In FIG. there is shown a partial cross-section view of the receptacle end 40 of extension cord 41 with the plug 54 fully inserted into the receptacle. It will be noted that, in this position, the bifurcated contacts 47 are fully separated and engage the inner surface of the fixed contact box 42 to complete the electrical connection through the extension cord 41 and receptacle 40 to plug 54.
It will be noted that the safety receptacle in accordance with the present invention is entirely passive in that absolutely no action is required by the user in order to have full advantage of the safety features. It is therefore extremely effective for infants, small children and the elderly who are not apt to take the necessary actions required to activate active safety systems. It will also be noted that the improved receptacle of the present invention provides full wiping contact of the pin blades to the contact surface at the center of the blades as required by Underwriters'Laboratory standards. Finally, the near closure of the outer bifurcated contact elements presents a partially closed entrance to the receptacle, thus rendering it more difficult to insert foreign objects such as nails into the receptacle.
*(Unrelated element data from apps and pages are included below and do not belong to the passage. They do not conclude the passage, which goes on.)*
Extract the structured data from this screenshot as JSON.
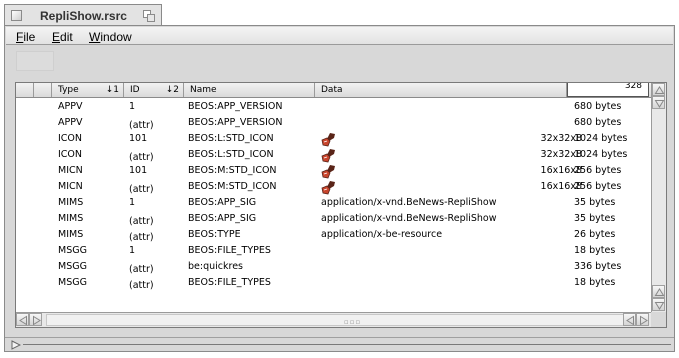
{
  "window": {
    "title": "RepliShow.rsrc"
  },
  "menubar": {
    "items": [
      "File",
      "Edit",
      "Window"
    ],
    "mnemonics": [
      "F",
      "E",
      "W"
    ]
  },
  "columns": {
    "type": "Type",
    "type_sort": "↓1",
    "id": "ID",
    "id_sort": "↓2",
    "name": "Name",
    "data": "Data",
    "size_header_value": "328"
  },
  "rows": [
    {
      "type": "APPV",
      "id": "1",
      "name": "BEOS:APP_VERSION",
      "data": "",
      "dims": "",
      "icon": "",
      "size": "680 bytes"
    },
    {
      "type": "APPV",
      "id": "(attr)",
      "name": "BEOS:APP_VERSION",
      "data": "",
      "dims": "",
      "icon": "",
      "size": "680 bytes"
    },
    {
      "type": "ICON",
      "id": "101",
      "name": "BEOS:L:STD_ICON",
      "data": "",
      "dims": "32x32x8",
      "icon": "paint-brush-icon",
      "size": "1024 bytes"
    },
    {
      "type": "ICON",
      "id": "(attr)",
      "name": "BEOS:L:STD_ICON",
      "data": "",
      "dims": "32x32x8",
      "icon": "paint-brush-icon",
      "size": "1024 bytes"
    },
    {
      "type": "MICN",
      "id": "101",
      "name": "BEOS:M:STD_ICON",
      "data": "",
      "dims": "16x16x8",
      "icon": "paint-brush-icon",
      "size": "256 bytes"
    },
    {
      "type": "MICN",
      "id": "(attr)",
      "name": "BEOS:M:STD_ICON",
      "data": "",
      "dims": "16x16x8",
      "icon": "paint-brush-icon",
      "size": "256 bytes"
    },
    {
      "type": "MIMS",
      "id": "1",
      "name": "BEOS:APP_SIG",
      "data": "application/x-vnd.BeNews-RepliShow",
      "dims": "",
      "icon": "",
      "size": "35 bytes"
    },
    {
      "type": "MIMS",
      "id": "(attr)",
      "name": "BEOS:APP_SIG",
      "data": "application/x-vnd.BeNews-RepliShow",
      "dims": "",
      "icon": "",
      "size": "35 bytes"
    },
    {
      "type": "MIMS",
      "id": "(attr)",
      "name": "BEOS:TYPE",
      "data": "application/x-be-resource",
      "dims": "",
      "icon": "",
      "size": "26 bytes"
    },
    {
      "type": "MSGG",
      "id": "1",
      "name": "BEOS:FILE_TYPES",
      "data": "",
      "dims": "",
      "icon": "",
      "size": "18 bytes"
    },
    {
      "type": "MSGG",
      "id": "(attr)",
      "name": "be:quickres",
      "data": "",
      "dims": "",
      "icon": "",
      "size": "336 bytes"
    },
    {
      "type": "MSGG",
      "id": "(attr)",
      "name": "BEOS:FILE_TYPES",
      "data": "",
      "dims": "",
      "icon": "",
      "size": "18 bytes"
    }
  ],
  "colors": {
    "window_bg": "#d8d8d8",
    "icon_red": "#c8452d",
    "icon_dark": "#5a2418"
  }
}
These outer contacts are not, of course, live and hence present no danger of shock in and of themselves.
One advantage of the box-shaped fixed contacts is the ability to provide two balanced electrical contact points. This eliminates intermittent connections which might otherwise result if the plug is forced from side to side. Both the wall receptacle and the extension cord receptacle can be manufactured in the same size and with the same features as existing receptacles, using the same materials and the same automated equipment, requiring only minor changes in the sub-assemblies and procedures to accommodate the late-closing contacts of the present invention. Note that the width of the bifurcated contact assemblies can be varied to suit the space available and the shape of the outer bifurcated contacts adjusted to increase or decrease the contact pressure on the inserted pins.
It should also be clear to those skilled in the art that further embodiments of the present invention may be made by those skilled in the art without departing from the teachings of the present invention.